1,500 square kilometres of terrain will be destroyed in Selous Game Reserve to make way for the Stieglers Gorge hydropower project © Richard Mortel/Flckr
1,500 square kilometres of terrain will be destroyed in Selous Game Reserve to make way for the Stieglers Gorge hydropower project © Richard Mortel/Flckr

Azura Selous, a luxury game lodge situated along the banks of the Great Ruaha River in the remote Selous Game Reserve in southern Tanzania, has announced its sudden closure due to the unexpected arrival of loggers in the area.

Loggers Move In To Deforest Selous Game Reserve

In a newsletter sent out to various members of the travel industry, Azura Selous stated that the loggers intend to clear the area for the flooding that will occur during the construction of the hotly debated Stieglers Gorge hydropower dam along the Rufiji River.

Azura’s management team made the decision to close the lodge due to the damage and disturbance that the loggers will cause to the surrounding environment.
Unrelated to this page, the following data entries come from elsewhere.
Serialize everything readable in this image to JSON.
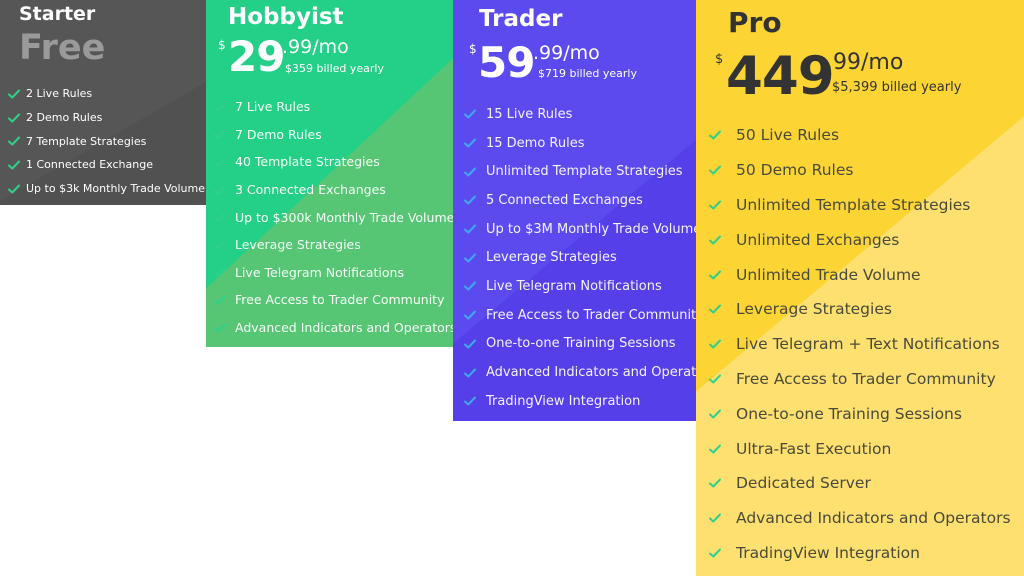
{
  "theme": {
    "starter_bg": "#565656",
    "hobbyist_bg": "#24cf87",
    "trader_bg": "#5b4bef",
    "pro_bg": "#fcd535",
    "check_green": "#2fd08a",
    "check_blue": "#3fa8f2"
  },
  "plans": {
    "starter": {
      "name": "Starter",
      "price_label": "Free",
      "features": [
        "2 Live Rules",
        "2 Demo Rules",
        "7 Template Strategies",
        "1 Connected Exchange",
        "Up to $3k Monthly Trade Volume"
      ]
    },
    "hobbyist": {
      "name": "Hobbyist",
      "currency": "$",
      "price_whole": "29",
      "price_cents": ".99/mo",
      "billed_yearly": "$359 billed yearly",
      "features": [
        "7 Live Rules",
        "7 Demo Rules",
        "40 Template Strategies",
        "3 Connected Exchanges",
        "Up to $300k Monthly Trade Volume",
        "Leverage Strategies",
        "Live Telegram Notifications",
        "Free Access to Trader Community",
        "Advanced Indicators and Operators"
      ]
    },
    "trader": {
      "name": "Trader",
      "currency": "$",
      "price_whole": "59",
      "price_cents": ".99/mo",
      "billed_yearly": "$719 billed yearly",
      "features": [
        "15 Live Rules",
        "15 Demo Rules",
        "Unlimited Template Strategies",
        "5 Connected Exchanges",
        "Up to $3M Monthly Trade Volume",
        "Leverage Strategies",
        "Live Telegram Notifications",
        "Free Access to Trader Community",
        "One-to-one Training Sessions",
        "Advanced Indicators and Operators",
        "TradingView Integration"
      ]
    },
    "pro": {
      "name": "Pro",
      "currency": "$",
      "price_whole": "449",
      "price_cents": ".99/mo",
      "billed_yearly": "$5,399 billed yearly",
      "features": [
        "50 Live Rules",
        "50 Demo Rules",
        "Unlimited Template Strategies",
        "Unlimited Exchanges",
        "Unlimited Trade Volume",
        "Leverage Strategies",
        "Live Telegram + Text Notifications",
        "Free Access to Trader Community",
        "One-to-one Training Sessions",
        "Ultra-Fast Execution",
        "Dedicated Server",
        "Advanced Indicators and Operators",
        "TradingView Integration"
      ]
    }
  }
}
The Stieglers Gorge hydropower project has come under intense scrutiny from a number of wildlife organisations and activists, who are concerned that the $3 billion project will seriously affect the ecosystem of Selous Game Reserve.

The Rufiji River in Selous Game Reserve © Digr/Wikipedia
The Rufiji River in Selous Game Reserve © Digr/Wikipedia

According to latest news reports, seventeen Tanzanian companies have been awarded tenders to clear 1,500 square kilometres of terrain inside Selous – an estimated 2.6 million trees – to make way for the hydropower plant.

Selous Game Reserve is an UNESCO World Heritage Site and is considered one of the largest remaining wilderness areas in Africa, covering an area of 54,600 square kilometres.

Upon completion, the plant will provide 2,100MW of electricity to a country that is currently extremely under-supplied. The plant will be designed to supply more than double the country’s power generation capacity.

According to Tanzania’s Minister for Energy, Medard Kalemani, the plant is expected to completely end the country’s power woes and sustain local industries with electricity and sell the surplus power to neighbouring countries.

Source: Africangeographic